This Asian Heritage Month, try foods other than ramen and sushi


Regarding “17 Must-Try Restaurants for Houston Asian Restaurant Month, One for Every Cuisine(May 3): Houston, as you know, is very diverse, and it was nice to see the Chron recognize some elements of Asian American and Pacific Islander heritage month. But this article should have been written by a whole of writers familiar with Asian cuisine, however broad its scope.

Some of the choices seem unfortunately grouped together. Himalaya is a spectacular Indo-Pakistani restaurant, yes, but how could one represent the many outstanding restaurants in the North, South, East and West of India, which has a population of over 1.3 billion? and its own representation in Houston. There’s a whole neighborhood in southwest Houston that offers an assortment of delicious food from the many different countries that make up Southeast Asia.

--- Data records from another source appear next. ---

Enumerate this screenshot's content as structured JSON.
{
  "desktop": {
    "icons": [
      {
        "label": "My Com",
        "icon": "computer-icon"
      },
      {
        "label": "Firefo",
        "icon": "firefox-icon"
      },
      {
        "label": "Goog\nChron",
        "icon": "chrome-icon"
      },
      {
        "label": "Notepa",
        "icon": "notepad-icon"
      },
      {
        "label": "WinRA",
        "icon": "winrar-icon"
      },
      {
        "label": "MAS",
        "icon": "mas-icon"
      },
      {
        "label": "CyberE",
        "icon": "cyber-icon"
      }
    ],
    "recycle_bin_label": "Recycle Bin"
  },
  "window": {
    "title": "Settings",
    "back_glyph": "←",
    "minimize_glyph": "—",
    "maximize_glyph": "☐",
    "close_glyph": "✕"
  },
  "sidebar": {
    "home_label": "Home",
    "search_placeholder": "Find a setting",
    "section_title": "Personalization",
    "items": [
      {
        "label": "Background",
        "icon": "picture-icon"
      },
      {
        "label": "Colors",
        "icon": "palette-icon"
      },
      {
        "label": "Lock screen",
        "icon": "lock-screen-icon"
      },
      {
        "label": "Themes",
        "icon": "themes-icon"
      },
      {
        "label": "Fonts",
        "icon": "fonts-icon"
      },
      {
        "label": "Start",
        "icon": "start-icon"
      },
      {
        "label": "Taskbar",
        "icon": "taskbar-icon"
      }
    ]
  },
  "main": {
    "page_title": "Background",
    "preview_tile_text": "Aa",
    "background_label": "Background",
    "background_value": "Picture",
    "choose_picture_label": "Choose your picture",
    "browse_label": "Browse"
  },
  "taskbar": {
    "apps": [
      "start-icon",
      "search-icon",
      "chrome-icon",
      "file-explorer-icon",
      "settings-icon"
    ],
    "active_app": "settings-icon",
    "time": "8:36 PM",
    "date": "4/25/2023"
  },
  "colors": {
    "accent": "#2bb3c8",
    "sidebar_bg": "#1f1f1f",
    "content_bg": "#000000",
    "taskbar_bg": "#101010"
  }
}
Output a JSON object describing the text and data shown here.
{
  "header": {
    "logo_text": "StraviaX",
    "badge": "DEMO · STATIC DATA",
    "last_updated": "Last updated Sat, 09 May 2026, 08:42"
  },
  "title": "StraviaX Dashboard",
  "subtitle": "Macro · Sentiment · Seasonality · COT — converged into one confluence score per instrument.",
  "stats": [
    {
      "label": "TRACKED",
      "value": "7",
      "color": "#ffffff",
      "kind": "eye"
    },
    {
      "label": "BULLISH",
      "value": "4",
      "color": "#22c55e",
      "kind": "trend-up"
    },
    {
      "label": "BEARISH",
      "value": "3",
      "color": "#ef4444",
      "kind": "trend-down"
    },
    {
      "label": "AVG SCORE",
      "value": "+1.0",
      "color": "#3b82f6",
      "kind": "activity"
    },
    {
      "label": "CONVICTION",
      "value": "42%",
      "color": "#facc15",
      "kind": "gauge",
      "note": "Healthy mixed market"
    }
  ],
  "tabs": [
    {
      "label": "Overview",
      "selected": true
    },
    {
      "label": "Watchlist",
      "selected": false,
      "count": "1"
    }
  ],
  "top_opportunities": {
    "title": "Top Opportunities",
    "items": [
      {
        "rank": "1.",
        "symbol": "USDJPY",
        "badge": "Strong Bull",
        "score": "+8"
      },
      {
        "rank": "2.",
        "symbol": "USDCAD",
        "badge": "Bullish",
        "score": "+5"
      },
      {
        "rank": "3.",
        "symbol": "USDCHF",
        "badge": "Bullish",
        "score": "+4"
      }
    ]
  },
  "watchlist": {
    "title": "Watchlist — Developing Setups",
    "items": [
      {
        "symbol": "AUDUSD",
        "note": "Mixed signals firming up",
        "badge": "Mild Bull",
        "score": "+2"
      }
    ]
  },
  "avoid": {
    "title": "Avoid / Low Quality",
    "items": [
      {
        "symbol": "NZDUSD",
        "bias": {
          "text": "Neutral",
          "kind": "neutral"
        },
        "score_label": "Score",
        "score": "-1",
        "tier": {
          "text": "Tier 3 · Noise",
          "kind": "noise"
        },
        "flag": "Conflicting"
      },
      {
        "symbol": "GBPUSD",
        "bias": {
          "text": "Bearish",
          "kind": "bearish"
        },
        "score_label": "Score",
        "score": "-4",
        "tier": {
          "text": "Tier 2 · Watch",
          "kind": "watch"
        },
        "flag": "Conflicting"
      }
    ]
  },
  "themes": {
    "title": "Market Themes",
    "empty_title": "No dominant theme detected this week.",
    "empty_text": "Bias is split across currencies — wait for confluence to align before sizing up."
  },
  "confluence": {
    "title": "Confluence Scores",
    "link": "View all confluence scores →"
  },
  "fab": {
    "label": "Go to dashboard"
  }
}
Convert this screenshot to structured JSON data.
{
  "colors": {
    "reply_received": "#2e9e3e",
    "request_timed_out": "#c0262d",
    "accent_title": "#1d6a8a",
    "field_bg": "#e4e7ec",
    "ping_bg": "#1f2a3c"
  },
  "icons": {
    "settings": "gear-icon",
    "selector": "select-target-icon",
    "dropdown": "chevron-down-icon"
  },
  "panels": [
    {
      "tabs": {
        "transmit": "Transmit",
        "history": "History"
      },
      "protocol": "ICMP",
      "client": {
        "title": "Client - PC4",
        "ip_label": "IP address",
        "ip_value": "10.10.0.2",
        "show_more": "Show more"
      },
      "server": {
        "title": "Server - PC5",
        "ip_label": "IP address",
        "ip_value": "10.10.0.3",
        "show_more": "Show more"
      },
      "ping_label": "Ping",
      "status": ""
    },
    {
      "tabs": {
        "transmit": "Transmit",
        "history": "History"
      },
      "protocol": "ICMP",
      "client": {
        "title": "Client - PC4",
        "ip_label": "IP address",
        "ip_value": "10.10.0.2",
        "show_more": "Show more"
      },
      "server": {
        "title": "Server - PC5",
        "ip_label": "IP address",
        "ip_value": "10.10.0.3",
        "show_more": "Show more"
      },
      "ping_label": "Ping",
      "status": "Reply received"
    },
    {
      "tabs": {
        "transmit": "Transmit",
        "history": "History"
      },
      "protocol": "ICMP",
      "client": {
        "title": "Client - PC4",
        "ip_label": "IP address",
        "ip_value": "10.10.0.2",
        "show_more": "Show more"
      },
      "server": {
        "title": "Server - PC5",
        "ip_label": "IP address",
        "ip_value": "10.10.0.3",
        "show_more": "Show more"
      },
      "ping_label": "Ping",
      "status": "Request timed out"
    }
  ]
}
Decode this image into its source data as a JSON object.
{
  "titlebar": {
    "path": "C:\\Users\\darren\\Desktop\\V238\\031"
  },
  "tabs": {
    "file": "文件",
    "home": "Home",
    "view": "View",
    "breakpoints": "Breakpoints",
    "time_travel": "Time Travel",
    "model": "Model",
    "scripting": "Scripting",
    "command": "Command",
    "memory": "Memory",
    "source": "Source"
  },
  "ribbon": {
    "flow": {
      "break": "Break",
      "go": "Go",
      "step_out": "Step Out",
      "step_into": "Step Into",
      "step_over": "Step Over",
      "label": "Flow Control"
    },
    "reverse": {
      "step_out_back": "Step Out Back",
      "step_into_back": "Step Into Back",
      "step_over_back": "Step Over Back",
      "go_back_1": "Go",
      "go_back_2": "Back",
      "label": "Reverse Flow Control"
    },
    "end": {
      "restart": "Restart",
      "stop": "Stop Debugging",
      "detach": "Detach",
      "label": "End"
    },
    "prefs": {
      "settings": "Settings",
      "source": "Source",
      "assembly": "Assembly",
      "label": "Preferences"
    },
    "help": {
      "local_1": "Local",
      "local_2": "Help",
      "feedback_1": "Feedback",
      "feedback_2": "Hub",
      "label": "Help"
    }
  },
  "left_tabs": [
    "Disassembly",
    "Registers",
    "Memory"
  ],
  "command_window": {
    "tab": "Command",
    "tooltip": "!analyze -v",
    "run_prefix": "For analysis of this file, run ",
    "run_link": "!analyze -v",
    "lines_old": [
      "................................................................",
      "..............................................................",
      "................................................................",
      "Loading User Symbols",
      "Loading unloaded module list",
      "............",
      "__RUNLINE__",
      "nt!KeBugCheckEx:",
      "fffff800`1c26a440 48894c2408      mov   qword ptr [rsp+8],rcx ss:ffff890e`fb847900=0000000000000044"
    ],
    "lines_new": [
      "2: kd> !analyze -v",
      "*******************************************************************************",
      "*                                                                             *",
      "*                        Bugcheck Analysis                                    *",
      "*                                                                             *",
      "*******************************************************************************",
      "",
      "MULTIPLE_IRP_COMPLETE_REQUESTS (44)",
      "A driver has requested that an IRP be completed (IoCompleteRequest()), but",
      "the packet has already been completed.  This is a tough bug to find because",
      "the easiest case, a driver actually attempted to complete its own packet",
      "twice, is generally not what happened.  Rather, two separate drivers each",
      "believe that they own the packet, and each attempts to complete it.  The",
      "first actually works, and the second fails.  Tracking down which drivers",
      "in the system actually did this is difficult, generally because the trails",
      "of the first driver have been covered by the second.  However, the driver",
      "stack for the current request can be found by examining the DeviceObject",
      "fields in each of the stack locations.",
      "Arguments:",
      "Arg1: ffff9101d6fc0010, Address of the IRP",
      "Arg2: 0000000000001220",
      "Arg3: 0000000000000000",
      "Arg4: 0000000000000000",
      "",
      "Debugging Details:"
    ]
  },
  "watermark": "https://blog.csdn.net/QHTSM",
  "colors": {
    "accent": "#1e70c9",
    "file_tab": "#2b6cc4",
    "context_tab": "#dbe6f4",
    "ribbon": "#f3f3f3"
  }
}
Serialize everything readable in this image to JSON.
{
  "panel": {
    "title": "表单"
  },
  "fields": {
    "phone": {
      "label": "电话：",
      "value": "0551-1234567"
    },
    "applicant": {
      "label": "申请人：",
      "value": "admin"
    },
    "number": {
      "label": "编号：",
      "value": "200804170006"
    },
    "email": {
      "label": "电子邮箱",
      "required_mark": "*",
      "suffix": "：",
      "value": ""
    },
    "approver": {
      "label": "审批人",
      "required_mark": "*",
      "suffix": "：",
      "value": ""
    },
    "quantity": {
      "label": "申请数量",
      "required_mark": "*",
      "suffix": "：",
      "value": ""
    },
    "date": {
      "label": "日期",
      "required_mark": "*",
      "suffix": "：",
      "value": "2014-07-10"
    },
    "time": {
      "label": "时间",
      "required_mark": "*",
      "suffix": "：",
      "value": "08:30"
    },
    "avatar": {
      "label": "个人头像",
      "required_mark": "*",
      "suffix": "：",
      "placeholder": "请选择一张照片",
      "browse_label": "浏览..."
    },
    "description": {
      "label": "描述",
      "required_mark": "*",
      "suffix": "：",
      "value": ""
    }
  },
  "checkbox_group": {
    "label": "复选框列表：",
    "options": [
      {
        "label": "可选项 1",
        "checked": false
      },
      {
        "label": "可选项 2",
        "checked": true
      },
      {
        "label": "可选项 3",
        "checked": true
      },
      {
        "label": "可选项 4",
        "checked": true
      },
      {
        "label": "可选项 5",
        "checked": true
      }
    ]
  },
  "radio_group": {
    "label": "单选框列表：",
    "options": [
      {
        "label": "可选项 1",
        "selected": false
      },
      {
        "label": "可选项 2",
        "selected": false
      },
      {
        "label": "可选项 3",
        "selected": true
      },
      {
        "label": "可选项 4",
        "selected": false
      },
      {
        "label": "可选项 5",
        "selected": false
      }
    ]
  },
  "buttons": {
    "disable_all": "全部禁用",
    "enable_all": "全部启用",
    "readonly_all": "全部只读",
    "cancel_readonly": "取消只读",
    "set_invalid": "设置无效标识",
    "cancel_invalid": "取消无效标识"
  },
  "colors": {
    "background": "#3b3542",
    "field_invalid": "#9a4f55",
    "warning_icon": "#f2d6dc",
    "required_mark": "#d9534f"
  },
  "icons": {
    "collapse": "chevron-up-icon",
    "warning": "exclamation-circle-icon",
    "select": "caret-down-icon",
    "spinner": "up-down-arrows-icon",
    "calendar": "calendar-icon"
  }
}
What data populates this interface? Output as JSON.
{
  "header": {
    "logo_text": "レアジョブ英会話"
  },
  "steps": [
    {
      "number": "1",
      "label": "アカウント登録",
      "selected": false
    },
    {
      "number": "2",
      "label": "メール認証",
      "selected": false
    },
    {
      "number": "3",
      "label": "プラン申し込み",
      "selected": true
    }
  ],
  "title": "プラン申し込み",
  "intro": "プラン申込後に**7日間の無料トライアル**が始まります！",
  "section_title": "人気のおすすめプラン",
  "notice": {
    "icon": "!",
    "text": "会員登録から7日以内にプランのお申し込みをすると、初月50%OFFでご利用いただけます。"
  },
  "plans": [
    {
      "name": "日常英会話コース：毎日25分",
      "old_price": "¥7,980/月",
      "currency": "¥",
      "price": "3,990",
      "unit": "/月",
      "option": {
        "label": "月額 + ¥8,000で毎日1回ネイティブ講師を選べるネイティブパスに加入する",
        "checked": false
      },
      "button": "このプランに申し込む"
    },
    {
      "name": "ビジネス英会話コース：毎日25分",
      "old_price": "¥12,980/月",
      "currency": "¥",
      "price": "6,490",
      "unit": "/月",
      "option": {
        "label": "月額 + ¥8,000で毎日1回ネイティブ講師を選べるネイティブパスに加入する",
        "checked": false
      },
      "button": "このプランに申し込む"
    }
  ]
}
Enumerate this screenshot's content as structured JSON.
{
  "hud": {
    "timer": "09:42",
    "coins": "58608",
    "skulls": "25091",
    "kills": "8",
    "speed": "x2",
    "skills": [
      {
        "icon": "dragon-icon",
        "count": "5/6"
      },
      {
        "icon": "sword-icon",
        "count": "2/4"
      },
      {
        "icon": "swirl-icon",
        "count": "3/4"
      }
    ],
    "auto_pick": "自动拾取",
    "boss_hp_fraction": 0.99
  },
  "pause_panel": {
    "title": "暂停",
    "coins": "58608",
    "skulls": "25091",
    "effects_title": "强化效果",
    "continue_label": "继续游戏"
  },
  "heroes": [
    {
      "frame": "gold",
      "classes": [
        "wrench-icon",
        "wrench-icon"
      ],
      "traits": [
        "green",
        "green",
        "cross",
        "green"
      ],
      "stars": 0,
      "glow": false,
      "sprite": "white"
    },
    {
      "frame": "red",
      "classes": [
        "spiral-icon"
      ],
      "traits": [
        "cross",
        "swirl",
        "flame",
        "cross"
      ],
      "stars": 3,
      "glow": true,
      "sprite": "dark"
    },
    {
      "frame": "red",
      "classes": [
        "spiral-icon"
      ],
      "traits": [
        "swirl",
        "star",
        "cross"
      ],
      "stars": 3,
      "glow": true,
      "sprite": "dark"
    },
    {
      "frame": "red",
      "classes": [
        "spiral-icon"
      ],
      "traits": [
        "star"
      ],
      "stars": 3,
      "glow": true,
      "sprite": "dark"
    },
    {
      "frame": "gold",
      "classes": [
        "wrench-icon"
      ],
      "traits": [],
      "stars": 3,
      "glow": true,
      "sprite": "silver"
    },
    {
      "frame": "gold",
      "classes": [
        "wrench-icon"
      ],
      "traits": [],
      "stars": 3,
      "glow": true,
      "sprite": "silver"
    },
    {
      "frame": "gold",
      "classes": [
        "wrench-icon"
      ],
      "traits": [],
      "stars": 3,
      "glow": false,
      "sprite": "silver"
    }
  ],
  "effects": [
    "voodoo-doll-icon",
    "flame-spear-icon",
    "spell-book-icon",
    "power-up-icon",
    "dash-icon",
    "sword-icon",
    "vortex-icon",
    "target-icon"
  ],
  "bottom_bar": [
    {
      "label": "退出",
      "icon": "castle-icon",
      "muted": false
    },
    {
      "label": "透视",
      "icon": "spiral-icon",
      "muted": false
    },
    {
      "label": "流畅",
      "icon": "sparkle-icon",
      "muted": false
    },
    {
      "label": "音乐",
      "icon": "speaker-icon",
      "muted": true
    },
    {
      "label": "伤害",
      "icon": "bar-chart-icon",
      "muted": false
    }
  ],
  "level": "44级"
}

Yes, we have a major “China Town” too, but three of the 17 entries in the article are from regions of China (a choice of typical American palates, I might add), and two entries for Japan (ramen and sushi, more American). oriented favourites). Yes, there are mentions of Filipino, Thai, Malaysian, South Korean, and Taiwanese food, but hundreds of better options exist.

What he tells me, an Asian American, is that the Chron doesn’t care to celebrate the truly magnificent repertoire of culture we have in this city – because it doesn’t fit the bland palates of its main readers. The Chron missed a great opportunity. Have you tasted Houston cuisine from Indonesia, Singapore, Sri Lanka, Laos and the fusion cuisine that our melting pot has stimulated?

Sonal Patel, Houston

Student loans

On “Activists Keep Up the Pressure as Biden Assesses Student Debt Movement” (April 30): President Biden continues to consider forgoing student loans taken out. As a taxpayer, I don’t remember co-signing these loans. I don’t remember agreeing to the study programs or loan amounts. I can’t remember where the Constitution allows the government to print even more money to buy a generation’s votes.

Bryan Roy, cypress

Why is Joe Biden just trying to forgive student loans and ignore everyone? If he wants to be ‘fair and equitable’, shouldn’t he consider students who have actually paid off their student loans or students who have struggled to make their way through college and get a form of relief? And would there be some kind of forgiveness for open balances on second mortgages or loans that parents took out to pay for their child’s college education? And what form of reimbursement will there be for parents who dipped into their retirement accounts to pay for a college education? How far should this “forgiveness” go?

Robert M. Louie, Houston

I am very much in favor of the government canceling student debt, especially since I believe it will also repay those of us who have already struggled for many difficult years to repay student loans.

Debbie A. Schnautz, Pasadena

Regarding “Opinion: Biden is trying to buy votes with student loan forgiveness” (May 1): In a recent letter to the Houston Chronicle, David Reynolds claims that many college graduates cannot pay off their debts because they have picked the wrong major and couldn’t get a good-paying job, saying, “It’s safe to assume that very few of these low-paying graduates have degrees in engineering, math, or chemistry and that most graduates poorly paid have humanities degrees. I have news for David. My wife graduated with a degree in chemistry from the Illinois Institute of Technology and always struggled to find a well-paying job after we got married. Mr. Reynolds, you know what they say about “assuming,” right?

David Kelly, Spring

Sickness policies

Regarding “Houston ER doctors say they were told to work while sick and avoid COVID testing in new lawsuit” (April 27): As a patient safety activist, I work with many frontline caregivers in the medical professions. I am told that we are often expected to work, if possible, while sick. Of course, there is a limit to this when the disease becomes overwhelming. There are indirect ways of encouraging people to work in the event of illness. One way is for the employer to combine annual leave and sick leave into one category. By doing this, a sick employee knows that she is giving up time off if she is not working while sick. In health care, this can be an invitation to suboptimal care for the patient. Managing healthcare professionals at the height of the pandemic hasn’t been easy, but expecting employees to survive their illness seems a bit cruel to me.

John T. James, Houston


Comments are closed.